> Your objective: Word for word, restate all of the records.

Website and app data records:
__________

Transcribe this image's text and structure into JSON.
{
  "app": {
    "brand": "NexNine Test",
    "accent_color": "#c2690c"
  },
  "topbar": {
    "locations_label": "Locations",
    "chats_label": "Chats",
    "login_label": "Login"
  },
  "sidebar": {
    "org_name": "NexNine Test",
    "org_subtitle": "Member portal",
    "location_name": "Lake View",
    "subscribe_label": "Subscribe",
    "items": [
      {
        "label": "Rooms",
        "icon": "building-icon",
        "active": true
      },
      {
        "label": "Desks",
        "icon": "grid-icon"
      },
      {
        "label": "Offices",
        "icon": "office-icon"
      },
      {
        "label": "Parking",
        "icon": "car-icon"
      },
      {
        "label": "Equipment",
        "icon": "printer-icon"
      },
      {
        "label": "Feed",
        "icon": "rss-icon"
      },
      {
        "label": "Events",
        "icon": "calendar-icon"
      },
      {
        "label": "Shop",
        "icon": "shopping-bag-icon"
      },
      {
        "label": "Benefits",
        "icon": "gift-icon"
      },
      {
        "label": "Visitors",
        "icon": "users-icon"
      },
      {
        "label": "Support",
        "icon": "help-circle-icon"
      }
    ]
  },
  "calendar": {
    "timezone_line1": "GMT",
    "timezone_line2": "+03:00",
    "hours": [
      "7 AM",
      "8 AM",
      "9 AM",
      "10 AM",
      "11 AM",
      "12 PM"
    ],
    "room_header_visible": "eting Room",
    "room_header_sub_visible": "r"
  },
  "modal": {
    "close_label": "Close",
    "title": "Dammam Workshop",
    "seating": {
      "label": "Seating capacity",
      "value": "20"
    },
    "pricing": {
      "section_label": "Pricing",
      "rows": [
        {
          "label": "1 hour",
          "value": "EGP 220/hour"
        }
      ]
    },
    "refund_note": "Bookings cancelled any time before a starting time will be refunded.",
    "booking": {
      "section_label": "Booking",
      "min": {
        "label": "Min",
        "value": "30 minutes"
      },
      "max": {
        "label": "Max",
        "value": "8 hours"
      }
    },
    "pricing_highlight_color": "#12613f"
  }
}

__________

> Solution to the exercise:
Transcribe this image's text and structure into JSON.
{
  "app": {
    "brand": "NexNine Test",
    "accent_color": "#c2690c"
  },
  "topbar": {
    "locations_label": "Locations",
    "chats_label": "Chats",
    "login_label": "Login"
  },
  "sidebar": {
    "org_name": "NexNine Test",
    "org_subtitle": "Member portal",
    "location_name": "Lake View",
    "subscribe_label": "Subscribe",
    "items": [
      {
        "label": "Rooms",
        "icon": "building-icon",
        "active": true
      },
      {
        "label": "Desks",
        "icon": "grid-icon"
      },
      {
        "label": "Offices",
        "icon": "office-icon"
      },
      {
        "label": "Parking",
        "icon": "car-icon"
      },
      {
        "label": "Equipment",
        "icon": "printer-icon"
      },
      {
        "label": "Feed",
        "icon": "rss-icon"
      },
      {
        "label": "Events",
        "icon": "calendar-icon"
      },
      {
        "label": "Shop",
        "icon": "shopping-bag-icon"
      },
      {
        "label": "Benefits",
        "icon": "gift-icon"
      },
      {
        "label": "Visitors",
        "icon": "users-icon"
      },
      {
        "label": "Support",
        "icon": "help-circle-icon"
      }
    ]
  },
  "calendar": {
    "timezone_line1": "GMT",
    "timezone_line2": "+03:00",
    "hours": [
      "7 AM",
      "8 AM",
      "9 AM",
      "10 AM",
      "11 AM",
      "12 PM"
    ],
    "room_header_visible": "eting Room",
    "room_header_sub_visible": "r"
  },
  "modal": {
    "close_label": "Close",
    "title": "Dammam Workshop",
    "seating": {
      "label": "Seating capacity",
      "value": "20"
    },
    "pricing": {
      "section_label": "Pricing",
      "rows": [
        {
          "label": "1 hour",
          "value": "EGP 220/hour"
        }
      ]
    },
    "refund_note": "Bookings cancelled any time before a starting time will be refunded.",
    "booking": {
      "section_label": "Booking",
      "min": {
        "label": "Min",
        "value": "30 minutes"
      },
      "max": {
        "label": "Max",
        "value": "8 hours"
      }
    },
    "pricing_highlight_color": "#12613f"
  }
}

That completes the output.